    I’ve done NaNoWriMo and thought it useful (although I wish it took place in a less busy month), but I’ve broken almost all the rules about not doing research and not revising.

    My edits tend to shorten my writing (“tightening it up”, but conversely, I also usually end up adding at least one complete chapter to fill out something that had been rattling around in my brain but never made it out onto the page.

    Lots of food for thought in this blog post. I enjoyed it.

    Liked by 1 person

  17. I can totally understand how you feel.
    Deadlines aren’t my thing either. It’s so hard to write the same number of words everyday, especially when you write longhand. Deadlines also pressurize us, so I feel like we should keep small simple goals.

    When I started my first draft it was super slow. Like I spent 5 years writing like a quarter of my draft. This year, I decided to limit myself. So I wrote everyday, as soon as I woke up for as long as I wanted. I didn’t have a specific word count. I just needed to write something. Anything. Just write. (Though there were some days when I didn’t follow this) I finished the rest of my draft in a month! I was shocked but happy.

    When it comes to writing everyday, I have the same problem. Editing my book should be my writing, but its just hard. Posting on my blog is also writing and so is commenting on posts like this one. Even though I don’t edit, I try to write a short story everyday. It’s the most common advice. Writing short stories allows us to practice and improve our writing.

    As for editing, it’s just a habit for me to cut out something while I’m writing. I can’t help it. It’s just in me. But I think it’s important to remember:”To each, his own” over here.

    I can’t forget a story idea either! It’ll keep nagging at my brain till, I do something and if I forget it, I’ll think for a while and remember it again. I like typing stories into my notes on my phone.

    Thank you for the interesting read! I’m so happy that I’m not the only one who struggles!


  18. I’d agree with write every day – You don’t have to. Just like in anything, breaks are necessary for your brain to recharge. I find that by taking a few days off of writing, I come back motivated, recharged, and eager. The write now edit later is useful, but I’ve also started editing as I go, which has been helping me not go down a rabbit hole when I don’t have a full plot outline, or when I’ve decided to change the plot.


  19. Interesting perspective!
    Aside from the part about being an Orthodox Jew, I heavily identify with what you say in the “Write Every Day” passage. The thing with me, though, is that my interests and enthusiasms change so quickly and grab hold so tight that I HAVE to make myself work on something even when I don’t feel like it because that’s pretty much the only way I would ever finish anything. That’s really why most of these rules work for me (when I actually succeed in following them, ahem).
    I think the reason “Don’t wait for inspiration” is advised so much is that for many people, more writing BRINGS more inspiration, not the other way around.
    But I’m glad you’ve found success and satisfaction doing it your own way! Congrats on that!

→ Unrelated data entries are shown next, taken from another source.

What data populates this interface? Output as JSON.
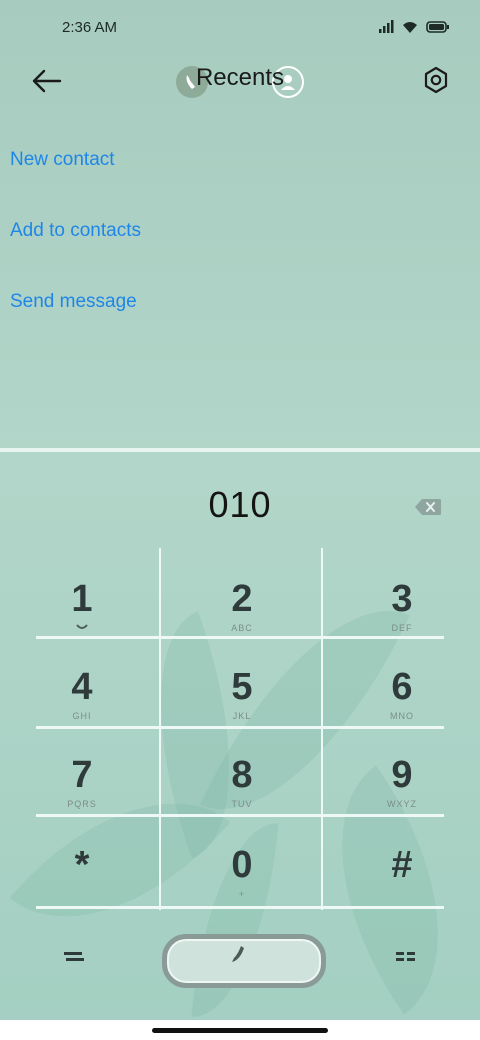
{
  "status_bar": {
    "time": "2:36 AM"
  },
  "header": {
    "title": "Recents"
  },
  "actions": {
    "new_contact": "New contact",
    "add_to_contacts": "Add to contacts",
    "send_message": "Send message"
  },
  "dialer": {
    "number": "010",
    "keys": [
      {
        "digit": "1",
        "letters": ""
      },
      {
        "digit": "2",
        "letters": "ABC"
      },
      {
        "digit": "3",
        "letters": "DEF"
      },
      {
        "digit": "4",
        "letters": "GHI"
      },
      {
        "digit": "5",
        "letters": "JKL"
      },
      {
        "digit": "6",
        "letters": "MNO"
      },
      {
        "digit": "7",
        "letters": "PQRS"
      },
      {
        "digit": "8",
        "letters": "TUV"
      },
      {
        "digit": "9",
        "letters": "WXYZ"
      },
      {
        "digit": "*",
        "letters": ""
      },
      {
        "digit": "0",
        "letters": "+"
      },
      {
        "digit": "#",
        "letters": ""
      }
    ]
  }
}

    1. Even if I didn’t enjoy a lot of a story’s creation, there’s a satisfaction to being able to point to it and say “There is a complete thing that I made”. What’s in my head is so constantly shifting and switching that material certainties like that usually feel good, no matter how fun or un-fun they were during the process.


Leave a Reply

Fill in your details below or click an icon to log in:

WordPress.com Logo

You are commenting using your WordPress.com account. Log Out /  Change )

Google photo

You are commenting using your Google account. Log Out /  Change )

Twitter picture

You are commenting using your Twitter account. Log Out /  Change )

Facebook photo

You are commenting using your Facebook account. Log Out /  Change )

Connecting to %s

This site uses Akismet to reduce spam. Learn how your comment data is processed.